Work to complete:
Could you copy every record below exactly as it stands?

[Data entries]
◇ ◇ ◇

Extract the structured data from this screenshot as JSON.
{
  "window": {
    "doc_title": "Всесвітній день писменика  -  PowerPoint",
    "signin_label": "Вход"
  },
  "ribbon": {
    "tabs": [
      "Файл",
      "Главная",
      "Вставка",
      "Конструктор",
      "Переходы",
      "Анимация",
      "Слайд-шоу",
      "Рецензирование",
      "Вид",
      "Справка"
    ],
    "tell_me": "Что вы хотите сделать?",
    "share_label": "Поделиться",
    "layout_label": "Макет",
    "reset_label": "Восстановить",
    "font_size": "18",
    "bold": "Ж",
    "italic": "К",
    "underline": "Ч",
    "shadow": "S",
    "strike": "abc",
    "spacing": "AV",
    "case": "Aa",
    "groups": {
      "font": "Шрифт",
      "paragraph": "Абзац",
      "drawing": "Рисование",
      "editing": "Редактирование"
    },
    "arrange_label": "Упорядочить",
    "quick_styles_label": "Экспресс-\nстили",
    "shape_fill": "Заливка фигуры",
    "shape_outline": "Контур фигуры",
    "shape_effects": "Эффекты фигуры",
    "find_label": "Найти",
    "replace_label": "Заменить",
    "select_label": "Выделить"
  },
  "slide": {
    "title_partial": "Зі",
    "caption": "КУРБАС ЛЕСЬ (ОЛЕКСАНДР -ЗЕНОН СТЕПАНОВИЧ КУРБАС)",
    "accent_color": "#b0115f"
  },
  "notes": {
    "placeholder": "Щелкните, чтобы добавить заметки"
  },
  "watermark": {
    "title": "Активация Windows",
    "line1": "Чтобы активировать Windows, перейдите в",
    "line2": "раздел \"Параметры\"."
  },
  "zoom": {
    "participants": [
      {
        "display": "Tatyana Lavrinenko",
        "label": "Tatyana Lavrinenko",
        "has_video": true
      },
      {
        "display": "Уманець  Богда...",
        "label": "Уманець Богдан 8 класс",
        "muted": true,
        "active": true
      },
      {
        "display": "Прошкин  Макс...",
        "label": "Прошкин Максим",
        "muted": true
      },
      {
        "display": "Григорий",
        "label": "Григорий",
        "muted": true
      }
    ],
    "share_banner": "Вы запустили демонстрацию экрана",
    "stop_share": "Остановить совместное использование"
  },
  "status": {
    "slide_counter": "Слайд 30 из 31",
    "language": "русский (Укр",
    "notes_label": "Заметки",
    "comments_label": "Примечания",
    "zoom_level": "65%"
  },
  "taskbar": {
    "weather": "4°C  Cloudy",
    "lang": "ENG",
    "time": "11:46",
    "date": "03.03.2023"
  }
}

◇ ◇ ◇

Solution:
Extract the structured data from this screenshot as JSON.
{
  "window": {
    "doc_title": "Всесвітній день писменика  -  PowerPoint",
    "signin_label": "Вход"
  },
  "ribbon": {
    "tabs": [
      "Файл",
      "Главная",
      "Вставка",
      "Конструктор",
      "Переходы",
      "Анимация",
      "Слайд-шоу",
      "Рецензирование",
      "Вид",
      "Справка"
    ],
    "tell_me": "Что вы хотите сделать?",
    "share_label": "Поделиться",
    "layout_label": "Макет",
    "reset_label": "Восстановить",
    "font_size": "18",
    "bold": "Ж",
    "italic": "К",
    "underline": "Ч",
    "shadow": "S",
    "strike": "abc",
    "spacing": "AV",
    "case": "Aa",
    "groups": {
      "font": "Шрифт",
      "paragraph": "Абзац",
      "drawing": "Рисование",
      "editing": "Редактирование"
    },
    "arrange_label": "Упорядочить",
    "quick_styles_label": "Экспресс-\nстили",
    "shape_fill": "Заливка фигуры",
    "shape_outline": "Контур фигуры",
    "shape_effects": "Эффекты фигуры",
    "find_label": "Найти",
    "replace_label": "Заменить",
    "select_label": "Выделить"
  },
  "slide": {
    "title_partial": "Зі",
    "caption": "КУРБАС ЛЕСЬ (ОЛЕКСАНДР -ЗЕНОН СТЕПАНОВИЧ КУРБАС)",
    "accent_color": "#b0115f"
  },
  "notes": {
    "placeholder": "Щелкните, чтобы добавить заметки"
  },
  "watermark": {
    "title": "Активация Windows",
    "line1": "Чтобы активировать Windows, перейдите в",
    "line2": "раздел \"Параметры\"."
  },
  "zoom": {
    "participants": [
      {
        "display": "Tatyana Lavrinenko",
        "label": "Tatyana Lavrinenko",
        "has_video": true
      },
      {
        "display": "Уманець  Богда...",
        "label": "Уманець Богдан 8 класс",
        "muted": true,
        "active": true
      },
      {
        "display": "Прошкин  Макс...",
        "label": "Прошкин Максим",
        "muted": true
      },
      {
        "display": "Григорий",
        "label": "Григорий",
        "muted": true
      }
    ],
    "share_banner": "Вы запустили демонстрацию экрана",
    "stop_share": "Остановить совместное использование"
  },
  "status": {
    "slide_counter": "Слайд 30 из 31",
    "language": "русский (Укр",
    "notes_label": "Заметки",
    "comments_label": "Примечания",
    "zoom_level": "65%"
  },
  "taskbar": {
    "weather": "4°C  Cloudy",
    "lang": "ENG",
    "time": "11:46",
    "date": "03.03.2023"
  }
}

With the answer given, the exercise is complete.